**The task**
A complete, exact copy of the records below is the required result.

• • • • •

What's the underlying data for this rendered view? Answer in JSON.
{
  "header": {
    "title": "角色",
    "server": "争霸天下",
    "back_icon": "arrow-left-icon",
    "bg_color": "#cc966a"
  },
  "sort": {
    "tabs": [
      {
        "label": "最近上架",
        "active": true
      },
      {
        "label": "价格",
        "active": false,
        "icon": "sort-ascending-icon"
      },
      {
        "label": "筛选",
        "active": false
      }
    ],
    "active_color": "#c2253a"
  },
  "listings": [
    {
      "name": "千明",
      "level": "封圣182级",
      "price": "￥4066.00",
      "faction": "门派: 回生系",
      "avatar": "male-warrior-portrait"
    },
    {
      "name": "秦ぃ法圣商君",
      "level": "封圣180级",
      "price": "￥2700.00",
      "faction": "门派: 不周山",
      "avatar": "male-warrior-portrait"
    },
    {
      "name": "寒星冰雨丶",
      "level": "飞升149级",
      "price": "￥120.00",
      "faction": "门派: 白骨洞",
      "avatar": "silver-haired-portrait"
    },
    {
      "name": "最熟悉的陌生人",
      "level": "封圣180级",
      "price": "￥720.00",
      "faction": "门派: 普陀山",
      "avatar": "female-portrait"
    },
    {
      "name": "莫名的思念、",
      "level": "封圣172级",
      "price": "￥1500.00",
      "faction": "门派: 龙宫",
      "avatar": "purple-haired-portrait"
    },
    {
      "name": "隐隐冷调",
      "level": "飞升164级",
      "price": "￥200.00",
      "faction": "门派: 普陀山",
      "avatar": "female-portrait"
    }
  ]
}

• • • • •

**Answer to this problem**
What's the underlying data for this rendered view? Answer in JSON.
{
  "header": {
    "title": "角色",
    "server": "争霸天下",
    "back_icon": "arrow-left-icon",
    "bg_color": "#cc966a"
  },
  "sort": {
    "tabs": [
      {
        "label": "最近上架",
        "active": true
      },
      {
        "label": "价格",
        "active": false,
        "icon": "sort-ascending-icon"
      },
      {
        "label": "筛选",
        "active": false
      }
    ],
    "active_color": "#c2253a"
  },
  "listings": [
    {
      "name": "千明",
      "level": "封圣182级",
      "price": "￥4066.00",
      "faction": "门派: 回生系",
      "avatar": "male-warrior-portrait"
    },
    {
      "name": "秦ぃ法圣商君",
      "level": "封圣180级",
      "price": "￥2700.00",
      "faction": "门派: 不周山",
      "avatar": "male-warrior-portrait"
    },
    {
      "name": "寒星冰雨丶",
      "level": "飞升149级",
      "price": "￥120.00",
      "faction": "门派: 白骨洞",
      "avatar": "silver-haired-portrait"
    },
    {
      "name": "最熟悉的陌生人",
      "level": "封圣180级",
      "price": "￥720.00",
      "faction": "门派: 普陀山",
      "avatar": "female-portrait"
    },
    {
      "name": "莫名的思念、",
      "level": "封圣172级",
      "price": "￥1500.00",
      "faction": "门派: 龙宫",
      "avatar": "purple-haired-portrait"
    },
    {
      "name": "隐隐冷调",
      "level": "飞升164级",
      "price": "￥200.00",
      "faction": "门派: 普陀山",
      "avatar": "female-portrait"
    }
  ]
}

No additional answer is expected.